- Breast hypertrophy (also termed macromastia): excessive proliferation of breast connective tissue, glandular hypertrophy, and/or fatty tissue, resulting in abnormal breast enlargement 
- Juvenile breast hypertrophy: the rapid enlargement of one or both breasts that usually begins around menarche 
- Gigantomastia: extreme breast hypertrophy 
- Typically idiopathic; other causes include:
- Risk factors
- Obtain a thorough history. 
- Perform a clinical breast examination (CBE). 
- Assess for masses and asymmetry.
- Evaluate the inframammary folds for intertrigo or other abnormalities.
Laboratory studies 
- Not routinely indicated
- Estradiol, progesterone, prolactin, FSH, LH, and/or urine HCG may be considered to identify potential causes (e.g., hormonal imbalance, pregnancy) or rule out alternative diagnoses.
- Indications: symptomatic breast hypertrophy
Conservative management 
- Indications 
Consider alternatives to progestin-containing contraception in adolescents.
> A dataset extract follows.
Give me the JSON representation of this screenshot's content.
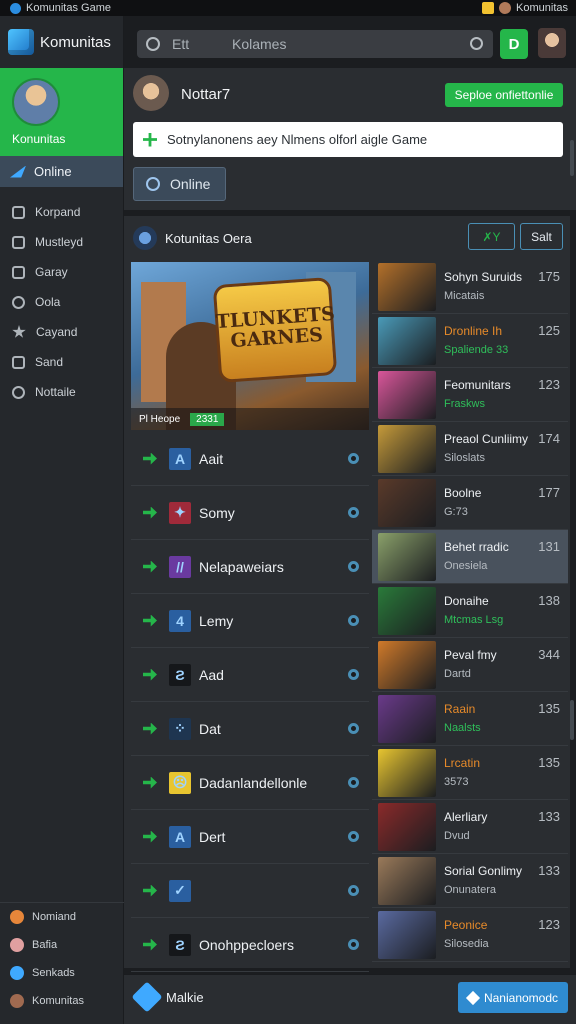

Exogenous progestin-only contraception may initially exacerbate breast hypertrophy, but it is not associated with continued breast tissue growth.